Greenlining also is looking into the pending merger of two L.A.-based Chinese American banks: Cathay Bancorp's agreement to pay more than $430 million for GBC Bancorp, parent of General Bank. The deal would create an even bigger banking concern than UCBH, with more than $5 billion in assets.
Cathay has been "quite forthcoming" in dealing with Greenlining and appears willing to work out a minority-lending plan, Gnaizda said. Such a plan is needed, he said, because Cathay didn't make any home loans to blacks in L.A. County last year and has no Latinos or African Americans on its board.
Cathay Chairman Dunson Cheng declined to comment because of the pending merger.
One likely point of contention is Greenlining's insistence that UCBH and Cathay contribute 2% of their pretax profits to charity, matching previous pledges extracted from Comerica Inc., a Detroit Bank with large California operations, and UnionBanCal Corp. of San Francisco, whose majority owner is Bank of Tokyo-Mitsubishi.
Richard Hartnack, vice chairman of UnionBanCal and past president of the California Bankers Assn., said banks can't ignore Greenlining, whose tactics have set a precedent for advocacy groups nationwide.
"They're smart people and absolutely committed to their constituency," he said, but they are also realists.

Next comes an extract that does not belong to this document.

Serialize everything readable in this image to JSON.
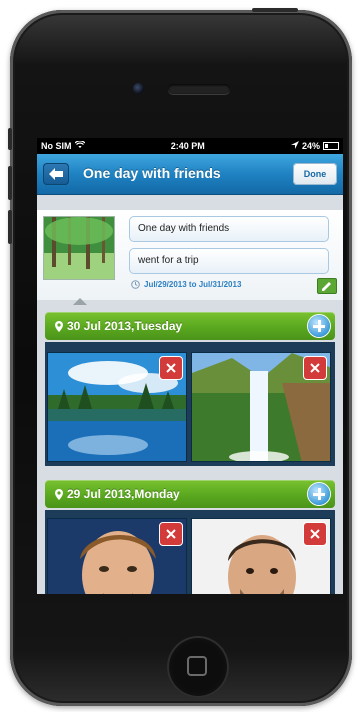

"Most people have found that when you deal with them in a positive way, you come away with agreements you can live with for years to come," he said. "You hate to give credit to your enemies, but they've made us a better bank."